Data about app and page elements
***
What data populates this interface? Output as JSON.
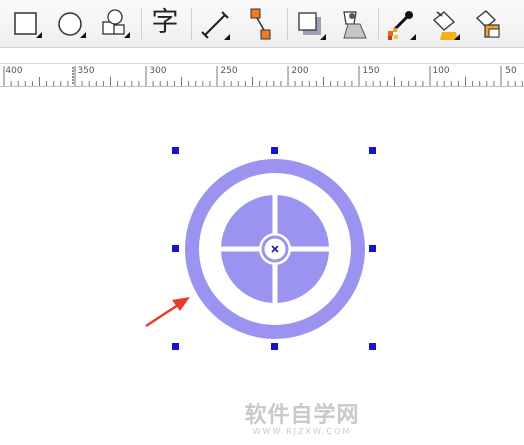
{
  "toolbar": {
    "tools": [
      {
        "name": "rectangle-tool",
        "icon": "rectangle-icon"
      },
      {
        "name": "ellipse-tool",
        "icon": "ellipse-icon"
      },
      {
        "name": "basic-shapes-tool",
        "icon": "shapes-icon"
      },
      {
        "name": "text-tool",
        "icon": "text-icon",
        "glyph": "字"
      },
      {
        "name": "dimension-tool",
        "icon": "dimension-icon"
      },
      {
        "name": "connector-tool",
        "icon": "connector-icon"
      },
      {
        "name": "drop-shadow-tool",
        "icon": "drop-shadow-icon"
      },
      {
        "name": "transparency-tool",
        "icon": "transparency-icon"
      },
      {
        "name": "eyedropper-tool",
        "icon": "eyedropper-icon"
      },
      {
        "name": "fill-tool",
        "icon": "paint-bucket-icon"
      },
      {
        "name": "interactive-fill-tool",
        "icon": "interactive-fill-icon"
      }
    ]
  },
  "ruler": {
    "labels": [
      "400",
      "350",
      "300",
      "250",
      "200",
      "150",
      "100",
      "50"
    ]
  },
  "canvas": {
    "shape_color": "#9b93f0",
    "handle_color": "#1414d2",
    "arrow_color": "#e8392c",
    "center_mark_color": "#1a1ab0"
  },
  "watermark": {
    "main": "软件自学网",
    "sub": "WWW.RJZXW.COM"
  }
}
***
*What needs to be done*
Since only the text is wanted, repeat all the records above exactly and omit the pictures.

*Completed task*
What data populates this interface? Output as JSON.
{
  "toolbar": {
    "tools": [
      {
        "name": "rectangle-tool",
        "icon": "rectangle-icon"
      },
      {
        "name": "ellipse-tool",
        "icon": "ellipse-icon"
      },
      {
        "name": "basic-shapes-tool",
        "icon": "shapes-icon"
      },
      {
        "name": "text-tool",
        "icon": "text-icon",
        "glyph": "字"
      },
      {
        "name": "dimension-tool",
        "icon": "dimension-icon"
      },
      {
        "name": "connector-tool",
        "icon": "connector-icon"
      },
      {
        "name": "drop-shadow-tool",
        "icon": "drop-shadow-icon"
      },
      {
        "name": "transparency-tool",
        "icon": "transparency-icon"
      },
      {
        "name": "eyedropper-tool",
        "icon": "eyedropper-icon"
      },
      {
        "name": "fill-tool",
        "icon": "paint-bucket-icon"
      },
      {
        "name": "interactive-fill-tool",
        "icon": "interactive-fill-icon"
      }
    ]
  },
  "ruler": {
    "labels": [
      "400",
      "350",
      "300",
      "250",
      "200",
      "150",
      "100",
      "50"
    ]
  },
  "canvas": {
    "shape_color": "#9b93f0",
    "handle_color": "#1414d2",
    "arrow_color": "#e8392c",
    "center_mark_color": "#1a1ab0"
  },
  "watermark": {
    "main": "软件自学网",
    "sub": "WWW.RJZXW.COM"
  }
}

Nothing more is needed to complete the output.